Exercise instructions
Where the word "thread" appears in a line below, copy the whole line.

Record extracts
========

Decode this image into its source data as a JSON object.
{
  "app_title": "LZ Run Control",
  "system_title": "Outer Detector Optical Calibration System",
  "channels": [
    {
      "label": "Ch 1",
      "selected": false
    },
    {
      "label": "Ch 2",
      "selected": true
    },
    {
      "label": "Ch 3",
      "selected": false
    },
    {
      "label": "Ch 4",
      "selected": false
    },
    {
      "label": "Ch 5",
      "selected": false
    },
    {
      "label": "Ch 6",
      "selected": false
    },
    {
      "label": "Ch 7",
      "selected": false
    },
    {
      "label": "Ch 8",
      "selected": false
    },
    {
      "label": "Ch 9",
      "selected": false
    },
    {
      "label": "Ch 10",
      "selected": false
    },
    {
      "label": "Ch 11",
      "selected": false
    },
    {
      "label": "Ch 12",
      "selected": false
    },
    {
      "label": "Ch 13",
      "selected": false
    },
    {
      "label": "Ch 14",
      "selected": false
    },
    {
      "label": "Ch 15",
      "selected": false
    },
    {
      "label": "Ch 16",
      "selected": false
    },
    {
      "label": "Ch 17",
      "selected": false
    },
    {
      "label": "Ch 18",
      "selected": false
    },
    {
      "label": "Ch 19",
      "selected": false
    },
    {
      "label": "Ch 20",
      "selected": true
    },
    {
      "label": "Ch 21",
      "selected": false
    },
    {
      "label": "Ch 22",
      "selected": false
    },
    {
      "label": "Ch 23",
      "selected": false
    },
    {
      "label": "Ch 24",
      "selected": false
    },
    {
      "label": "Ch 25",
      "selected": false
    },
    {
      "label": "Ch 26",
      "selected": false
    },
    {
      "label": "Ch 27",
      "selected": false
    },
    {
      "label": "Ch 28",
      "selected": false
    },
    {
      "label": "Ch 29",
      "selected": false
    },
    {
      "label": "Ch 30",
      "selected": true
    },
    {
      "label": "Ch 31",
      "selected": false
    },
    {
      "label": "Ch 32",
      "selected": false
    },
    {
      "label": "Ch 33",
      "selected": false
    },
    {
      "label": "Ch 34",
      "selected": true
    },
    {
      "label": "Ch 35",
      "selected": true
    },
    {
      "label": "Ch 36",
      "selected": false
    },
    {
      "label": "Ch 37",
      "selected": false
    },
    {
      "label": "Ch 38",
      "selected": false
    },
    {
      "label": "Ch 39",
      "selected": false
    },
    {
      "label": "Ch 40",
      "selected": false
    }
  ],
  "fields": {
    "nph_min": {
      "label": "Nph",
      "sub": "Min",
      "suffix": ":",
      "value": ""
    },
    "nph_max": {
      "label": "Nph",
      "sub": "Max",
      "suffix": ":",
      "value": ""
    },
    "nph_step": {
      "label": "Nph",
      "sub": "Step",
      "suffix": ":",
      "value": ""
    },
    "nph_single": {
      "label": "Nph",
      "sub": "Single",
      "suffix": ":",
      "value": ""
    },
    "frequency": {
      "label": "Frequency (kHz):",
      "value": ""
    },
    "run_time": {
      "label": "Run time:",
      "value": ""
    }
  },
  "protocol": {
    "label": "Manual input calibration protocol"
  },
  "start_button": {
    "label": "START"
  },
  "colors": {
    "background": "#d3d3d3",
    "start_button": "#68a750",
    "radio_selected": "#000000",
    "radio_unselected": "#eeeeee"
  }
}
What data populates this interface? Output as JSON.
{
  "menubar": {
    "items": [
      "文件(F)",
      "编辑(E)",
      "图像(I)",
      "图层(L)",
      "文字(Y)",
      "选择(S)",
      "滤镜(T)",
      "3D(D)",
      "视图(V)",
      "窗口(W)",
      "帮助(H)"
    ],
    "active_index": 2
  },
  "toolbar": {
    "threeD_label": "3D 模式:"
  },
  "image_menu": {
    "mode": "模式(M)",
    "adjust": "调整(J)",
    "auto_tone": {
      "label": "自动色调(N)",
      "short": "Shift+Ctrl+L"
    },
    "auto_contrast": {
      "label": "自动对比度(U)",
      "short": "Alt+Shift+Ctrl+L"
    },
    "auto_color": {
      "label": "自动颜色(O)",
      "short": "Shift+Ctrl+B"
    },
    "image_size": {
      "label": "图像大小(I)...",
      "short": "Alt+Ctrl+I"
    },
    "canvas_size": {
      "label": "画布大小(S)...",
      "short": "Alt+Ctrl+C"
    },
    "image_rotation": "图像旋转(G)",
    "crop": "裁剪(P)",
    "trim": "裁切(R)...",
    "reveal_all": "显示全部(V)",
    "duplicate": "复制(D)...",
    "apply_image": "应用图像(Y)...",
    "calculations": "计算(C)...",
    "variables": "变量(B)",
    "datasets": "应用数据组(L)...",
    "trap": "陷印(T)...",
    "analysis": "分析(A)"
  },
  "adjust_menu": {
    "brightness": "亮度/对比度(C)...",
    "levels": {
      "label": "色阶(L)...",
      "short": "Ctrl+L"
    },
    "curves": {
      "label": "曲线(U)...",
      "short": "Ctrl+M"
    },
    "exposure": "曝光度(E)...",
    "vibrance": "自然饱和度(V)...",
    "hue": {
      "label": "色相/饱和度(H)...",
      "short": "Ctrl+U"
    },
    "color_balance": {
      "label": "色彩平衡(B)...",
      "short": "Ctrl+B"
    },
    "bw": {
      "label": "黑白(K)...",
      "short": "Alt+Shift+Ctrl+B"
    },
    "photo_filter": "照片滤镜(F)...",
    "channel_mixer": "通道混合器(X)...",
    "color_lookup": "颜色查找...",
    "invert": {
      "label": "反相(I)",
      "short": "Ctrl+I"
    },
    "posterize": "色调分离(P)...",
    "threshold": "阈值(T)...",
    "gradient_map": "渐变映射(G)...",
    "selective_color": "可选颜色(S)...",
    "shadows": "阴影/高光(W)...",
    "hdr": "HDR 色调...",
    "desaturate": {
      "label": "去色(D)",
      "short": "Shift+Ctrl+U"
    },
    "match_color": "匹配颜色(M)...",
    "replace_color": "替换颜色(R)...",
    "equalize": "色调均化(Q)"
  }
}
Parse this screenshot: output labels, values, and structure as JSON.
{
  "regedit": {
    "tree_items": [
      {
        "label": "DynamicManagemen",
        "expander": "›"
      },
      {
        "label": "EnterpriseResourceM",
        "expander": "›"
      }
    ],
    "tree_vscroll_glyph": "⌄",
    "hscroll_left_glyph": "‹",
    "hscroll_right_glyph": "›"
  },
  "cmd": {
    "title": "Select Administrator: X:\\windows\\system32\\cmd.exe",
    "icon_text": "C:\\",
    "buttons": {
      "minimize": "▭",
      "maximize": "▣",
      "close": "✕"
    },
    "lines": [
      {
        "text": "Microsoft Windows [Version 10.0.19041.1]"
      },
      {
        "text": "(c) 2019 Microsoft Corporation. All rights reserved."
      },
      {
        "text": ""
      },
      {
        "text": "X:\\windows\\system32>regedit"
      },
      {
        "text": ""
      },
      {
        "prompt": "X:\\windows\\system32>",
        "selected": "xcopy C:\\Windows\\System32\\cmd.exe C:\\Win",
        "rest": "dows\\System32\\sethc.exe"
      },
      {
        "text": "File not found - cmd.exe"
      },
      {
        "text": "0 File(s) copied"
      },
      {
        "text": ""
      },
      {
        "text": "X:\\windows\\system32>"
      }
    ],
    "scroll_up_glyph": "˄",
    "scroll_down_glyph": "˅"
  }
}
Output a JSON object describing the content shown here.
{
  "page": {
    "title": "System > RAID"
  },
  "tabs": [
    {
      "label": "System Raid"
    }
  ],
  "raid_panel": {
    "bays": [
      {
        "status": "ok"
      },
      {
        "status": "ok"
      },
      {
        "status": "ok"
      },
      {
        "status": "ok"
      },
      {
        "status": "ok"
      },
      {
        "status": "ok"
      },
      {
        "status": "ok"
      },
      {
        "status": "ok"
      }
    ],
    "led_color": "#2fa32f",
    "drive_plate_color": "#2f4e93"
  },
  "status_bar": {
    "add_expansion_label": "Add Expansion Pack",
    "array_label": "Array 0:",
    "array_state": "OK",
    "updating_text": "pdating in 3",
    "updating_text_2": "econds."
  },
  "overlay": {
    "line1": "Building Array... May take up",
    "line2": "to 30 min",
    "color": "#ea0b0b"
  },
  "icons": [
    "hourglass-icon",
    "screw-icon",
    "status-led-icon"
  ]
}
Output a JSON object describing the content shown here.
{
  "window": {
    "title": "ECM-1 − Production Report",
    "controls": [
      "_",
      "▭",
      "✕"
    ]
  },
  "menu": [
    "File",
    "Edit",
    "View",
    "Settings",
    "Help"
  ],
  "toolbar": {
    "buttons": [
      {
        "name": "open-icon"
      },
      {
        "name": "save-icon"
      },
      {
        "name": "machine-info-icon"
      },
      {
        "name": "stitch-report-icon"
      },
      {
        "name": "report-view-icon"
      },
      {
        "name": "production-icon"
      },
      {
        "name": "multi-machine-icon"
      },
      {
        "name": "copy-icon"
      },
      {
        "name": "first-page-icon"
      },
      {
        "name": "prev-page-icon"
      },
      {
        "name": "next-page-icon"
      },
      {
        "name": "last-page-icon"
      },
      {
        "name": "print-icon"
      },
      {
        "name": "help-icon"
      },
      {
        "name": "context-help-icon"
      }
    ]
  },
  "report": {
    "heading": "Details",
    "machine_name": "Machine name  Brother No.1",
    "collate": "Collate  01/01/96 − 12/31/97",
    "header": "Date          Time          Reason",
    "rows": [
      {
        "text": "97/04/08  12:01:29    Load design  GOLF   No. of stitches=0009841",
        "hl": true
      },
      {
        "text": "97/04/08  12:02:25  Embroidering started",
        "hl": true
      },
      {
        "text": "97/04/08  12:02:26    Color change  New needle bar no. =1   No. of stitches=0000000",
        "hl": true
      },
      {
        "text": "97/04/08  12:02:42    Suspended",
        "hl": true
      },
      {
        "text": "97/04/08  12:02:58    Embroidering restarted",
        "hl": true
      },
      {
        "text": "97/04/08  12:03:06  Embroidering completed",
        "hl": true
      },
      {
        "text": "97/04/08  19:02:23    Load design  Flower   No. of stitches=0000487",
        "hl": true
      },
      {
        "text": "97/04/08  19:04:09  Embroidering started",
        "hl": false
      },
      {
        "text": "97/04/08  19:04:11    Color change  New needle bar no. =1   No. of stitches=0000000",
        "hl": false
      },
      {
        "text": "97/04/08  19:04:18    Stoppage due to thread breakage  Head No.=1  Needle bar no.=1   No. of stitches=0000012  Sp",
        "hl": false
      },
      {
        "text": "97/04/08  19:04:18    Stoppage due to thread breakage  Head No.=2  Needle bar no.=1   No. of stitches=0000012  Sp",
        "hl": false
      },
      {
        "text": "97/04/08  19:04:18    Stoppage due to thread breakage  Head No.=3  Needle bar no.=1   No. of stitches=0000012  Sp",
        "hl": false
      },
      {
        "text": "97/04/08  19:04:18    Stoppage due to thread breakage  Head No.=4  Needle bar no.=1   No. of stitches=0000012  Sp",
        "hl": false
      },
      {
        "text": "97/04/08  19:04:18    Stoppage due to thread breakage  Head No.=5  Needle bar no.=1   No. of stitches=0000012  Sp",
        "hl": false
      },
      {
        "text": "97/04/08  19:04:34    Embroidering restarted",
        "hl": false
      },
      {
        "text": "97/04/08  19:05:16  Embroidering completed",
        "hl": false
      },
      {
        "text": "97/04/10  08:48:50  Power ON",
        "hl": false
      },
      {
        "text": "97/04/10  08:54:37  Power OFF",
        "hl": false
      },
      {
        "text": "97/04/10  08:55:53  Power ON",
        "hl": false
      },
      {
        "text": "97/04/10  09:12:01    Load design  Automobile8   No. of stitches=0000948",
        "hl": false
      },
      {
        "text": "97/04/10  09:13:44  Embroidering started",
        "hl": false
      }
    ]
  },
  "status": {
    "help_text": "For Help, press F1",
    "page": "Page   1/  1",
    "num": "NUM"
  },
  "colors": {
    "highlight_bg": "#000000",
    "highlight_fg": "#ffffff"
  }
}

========

Task result
        "text": "97/04/08  19:04:18    Stoppage due to thread breakage  Head No.=1  Needle bar no.=1   No. of stitches=0000012  Sp",
        "text": "97/04/08  19:04:18    Stoppage due to thread breakage  Head No.=2  Needle bar no.=1   No. of stitches=0000012  Sp",
        "text": "97/04/08  19:04:18    Stoppage due to thread breakage  Head No.=3  Needle bar no.=1   No. of stitches=0000012  Sp",
        "text": "97/04/08  19:04:18    Stoppage due to thread breakage  Head No.=4  Needle bar no.=1   No. of stitches=0000012  Sp",
        "text": "97/04/08  19:04:18    Stoppage due to thread breakage  Head No.=5  Needle bar no.=1   No. of stitches=0000012  Sp",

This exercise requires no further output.